embracing one side of the family more than another for fear of being
accused of "favoritism."
walk on eggshells, not wanting to do or say anything that might injure
their rights to see the grandchildren.
caution tends to lock up the legacy of the child's heritage. Who
were their great grandparents? Their great great grandparents?
What did they think? What did they do? How did they act?
museums show us a collective history of our past, like the Museum of
Man in Manhattan. It is filled with things you cannot touch or
feel, locked in glass cases that seem distant and forbidden, but yet
belong to us all.
grandparents are our Living Museums
Living museums are our grandparents, great grandparents.
They house the life and blood of our legacy, defining in many ways who
we are and why we are. They contain wisdoms that reach back
hundreds of years. If their grandparents shared the legacy
of life's living with them, that would represent 80 years for grandma
and 80 years of legacy for grandpa, a total of 160 years.
Double that because ideally there are two sets of grandparents.
That makes 320 years of historic gifts delivered to a grandchild by
just one set of grandparents.
Confusing? Not really. If each grandparent carries
80 years of artifacts around--the history of their family--and there
are four grandparents, that's (4x's 80) 320 years from just the
current grandparent generation. Go back one set of
grandparents, to the great grandparents, and you have another 320
years. If the grandparents today include in their
legacy of family history and informational wisdom the legacy from
their grandparents, a current grandchild will receive 640 years of
history from just the living artifacts from grandparents' and great
grandparents' experiences in life.
If there is a real crime today, it may not be just the looting and
destruction of ancient artifacts from Baghdad's museums.
The real crime might be when a grandparent doesn't share with a
grandchild the wisdom and history of his or her life.
If a grandparent is reluctant to share the inner wisdoms of life with
a child for any reason, he or she is locking the Museum of Vigilance's
door to the child. All of us live lives of mistakes.
We learn how to make the fewest possible, sometimes at great expense
to ourselves and others.
is about teaching the present how to preserve the good and avoid the
bad. History is a map through a mine field. It
is also a sextant, guiding us into the unknown, urging us to go over
the "edge of the world" and explore the limitless potential.
that history can be snuffed by the Terrorism of Divorce, or by
Grandparental Selfishness. Grandparents can avoid
and duck their duty to share the wisdom of life with their
grandchildren. Many do.
Grandparents who consider their lives to be open books of knowledge
and wisdom for their grandchildren to read and learn from, are handing
their children's children one of the great artifacts of life--living
grandparent who denies access to the grandchild, is like the
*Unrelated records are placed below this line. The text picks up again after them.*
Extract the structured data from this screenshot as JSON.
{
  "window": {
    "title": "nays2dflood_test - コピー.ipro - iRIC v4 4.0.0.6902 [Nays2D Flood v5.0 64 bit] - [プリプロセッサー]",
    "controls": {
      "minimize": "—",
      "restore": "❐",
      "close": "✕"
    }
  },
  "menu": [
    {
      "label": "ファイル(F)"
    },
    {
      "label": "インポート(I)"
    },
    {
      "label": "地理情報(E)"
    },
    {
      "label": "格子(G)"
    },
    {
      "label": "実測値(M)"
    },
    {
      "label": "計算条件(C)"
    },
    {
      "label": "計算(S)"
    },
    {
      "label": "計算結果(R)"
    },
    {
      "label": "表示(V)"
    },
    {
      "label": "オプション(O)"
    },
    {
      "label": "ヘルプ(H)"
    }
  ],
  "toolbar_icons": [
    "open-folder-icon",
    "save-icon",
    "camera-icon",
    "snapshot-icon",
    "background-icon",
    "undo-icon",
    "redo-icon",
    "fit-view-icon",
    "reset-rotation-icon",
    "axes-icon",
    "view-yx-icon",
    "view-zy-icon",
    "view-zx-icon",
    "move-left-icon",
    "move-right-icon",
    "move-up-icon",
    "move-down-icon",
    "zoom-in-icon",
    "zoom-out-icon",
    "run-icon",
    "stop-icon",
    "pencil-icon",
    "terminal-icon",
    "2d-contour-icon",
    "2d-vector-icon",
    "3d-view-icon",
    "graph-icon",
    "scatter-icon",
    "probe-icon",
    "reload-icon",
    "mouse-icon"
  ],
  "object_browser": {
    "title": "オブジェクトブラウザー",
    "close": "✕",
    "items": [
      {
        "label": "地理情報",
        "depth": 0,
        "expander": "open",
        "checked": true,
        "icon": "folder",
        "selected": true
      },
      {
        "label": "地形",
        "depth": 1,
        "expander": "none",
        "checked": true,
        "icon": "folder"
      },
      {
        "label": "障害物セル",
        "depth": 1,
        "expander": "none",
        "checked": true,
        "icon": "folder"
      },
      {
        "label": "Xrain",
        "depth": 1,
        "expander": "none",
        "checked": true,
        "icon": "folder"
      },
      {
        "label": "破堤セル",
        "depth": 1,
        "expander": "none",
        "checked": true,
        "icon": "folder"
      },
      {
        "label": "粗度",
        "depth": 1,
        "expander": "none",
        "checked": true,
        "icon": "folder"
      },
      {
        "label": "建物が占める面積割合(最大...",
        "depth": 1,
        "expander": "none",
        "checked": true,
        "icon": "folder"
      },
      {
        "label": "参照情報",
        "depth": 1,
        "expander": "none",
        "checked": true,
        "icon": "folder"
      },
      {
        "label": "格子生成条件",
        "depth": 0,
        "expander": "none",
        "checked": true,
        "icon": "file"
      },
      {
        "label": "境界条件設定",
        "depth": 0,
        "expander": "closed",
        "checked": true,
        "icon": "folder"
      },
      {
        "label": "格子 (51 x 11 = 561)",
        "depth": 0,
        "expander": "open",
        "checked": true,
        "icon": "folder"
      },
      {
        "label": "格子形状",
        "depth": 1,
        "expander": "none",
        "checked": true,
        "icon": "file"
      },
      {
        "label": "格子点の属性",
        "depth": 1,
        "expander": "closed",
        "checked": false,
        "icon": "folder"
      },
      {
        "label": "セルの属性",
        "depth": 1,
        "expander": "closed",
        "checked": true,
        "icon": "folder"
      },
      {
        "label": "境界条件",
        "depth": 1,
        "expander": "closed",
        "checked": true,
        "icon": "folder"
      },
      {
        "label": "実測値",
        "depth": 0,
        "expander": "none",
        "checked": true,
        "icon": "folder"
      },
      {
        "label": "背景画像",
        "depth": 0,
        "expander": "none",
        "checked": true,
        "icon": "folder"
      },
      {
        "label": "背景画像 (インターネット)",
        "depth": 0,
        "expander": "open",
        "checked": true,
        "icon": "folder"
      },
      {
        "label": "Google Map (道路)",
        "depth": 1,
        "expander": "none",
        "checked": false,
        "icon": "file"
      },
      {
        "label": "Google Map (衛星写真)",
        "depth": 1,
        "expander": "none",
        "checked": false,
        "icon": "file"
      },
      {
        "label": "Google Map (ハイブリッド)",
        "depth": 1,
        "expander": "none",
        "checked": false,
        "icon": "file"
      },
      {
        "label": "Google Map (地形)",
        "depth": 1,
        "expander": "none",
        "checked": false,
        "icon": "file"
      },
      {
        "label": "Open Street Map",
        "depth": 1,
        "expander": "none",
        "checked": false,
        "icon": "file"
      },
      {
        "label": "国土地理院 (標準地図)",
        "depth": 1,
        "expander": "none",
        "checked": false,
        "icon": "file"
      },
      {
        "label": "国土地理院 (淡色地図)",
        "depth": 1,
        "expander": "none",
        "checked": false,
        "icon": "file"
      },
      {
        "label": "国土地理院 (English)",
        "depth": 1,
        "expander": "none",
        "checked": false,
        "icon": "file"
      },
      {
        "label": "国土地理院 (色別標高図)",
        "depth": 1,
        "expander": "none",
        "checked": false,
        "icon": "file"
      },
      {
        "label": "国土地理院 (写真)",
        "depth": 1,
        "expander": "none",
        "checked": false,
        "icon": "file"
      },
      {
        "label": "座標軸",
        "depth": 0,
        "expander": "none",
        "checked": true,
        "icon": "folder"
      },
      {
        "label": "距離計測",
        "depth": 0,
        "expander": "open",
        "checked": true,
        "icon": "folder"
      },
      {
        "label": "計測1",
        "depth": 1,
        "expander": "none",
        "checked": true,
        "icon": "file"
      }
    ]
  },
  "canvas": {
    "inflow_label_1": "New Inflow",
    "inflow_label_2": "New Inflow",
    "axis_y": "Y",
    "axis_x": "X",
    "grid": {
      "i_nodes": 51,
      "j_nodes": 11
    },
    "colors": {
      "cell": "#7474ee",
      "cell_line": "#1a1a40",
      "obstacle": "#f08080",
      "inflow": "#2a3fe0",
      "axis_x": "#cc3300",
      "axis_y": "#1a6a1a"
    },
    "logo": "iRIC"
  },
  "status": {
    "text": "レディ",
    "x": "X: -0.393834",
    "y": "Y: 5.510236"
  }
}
Terrorists who loot the museums. He or she deprives the
child of their rightful history. He or she blinds the
child to all the lessons of life, and puts the child at great risk to
be attacked by the Beast of Terror.
Such a grandparent is not a
Sentinel of Generational Vigilance.
What can grandparents do
today to insure their role as Grandparents of Vigilance and avoid
being a Grandparent of Terrorism?
First, spend lots of time with the grandkids. Earn
their trust and respect by playing their games, sharing in their
imaginations, building bridges of confidence.
Second, share your wisdoms with them, in relation to their concerns.
Pass on the values you have learned, and explain how you might held
one viewpoint and then changed it. When my
grandson wanted to know why I was against killing in war because I was
a Marine, I told him I had changed. I had learned that life is
precious over time. And when I was young, I did not see what I
saw when I was older.
"Oh," my grandson said.
In a simple
way, I illustrated the ability to change from a Beast of Terror to a
Sentinel of Vigilance. I didn't have to go into great detail.
My wisdom was that "we can all change."
artifacts in museums may be priceless treasures, there is no price on
the living wisdom given from a grandparent to a child.
a Grandparent of Vigilance.
the Pledge of Vigilance today. Keep the Legacy of Life alive.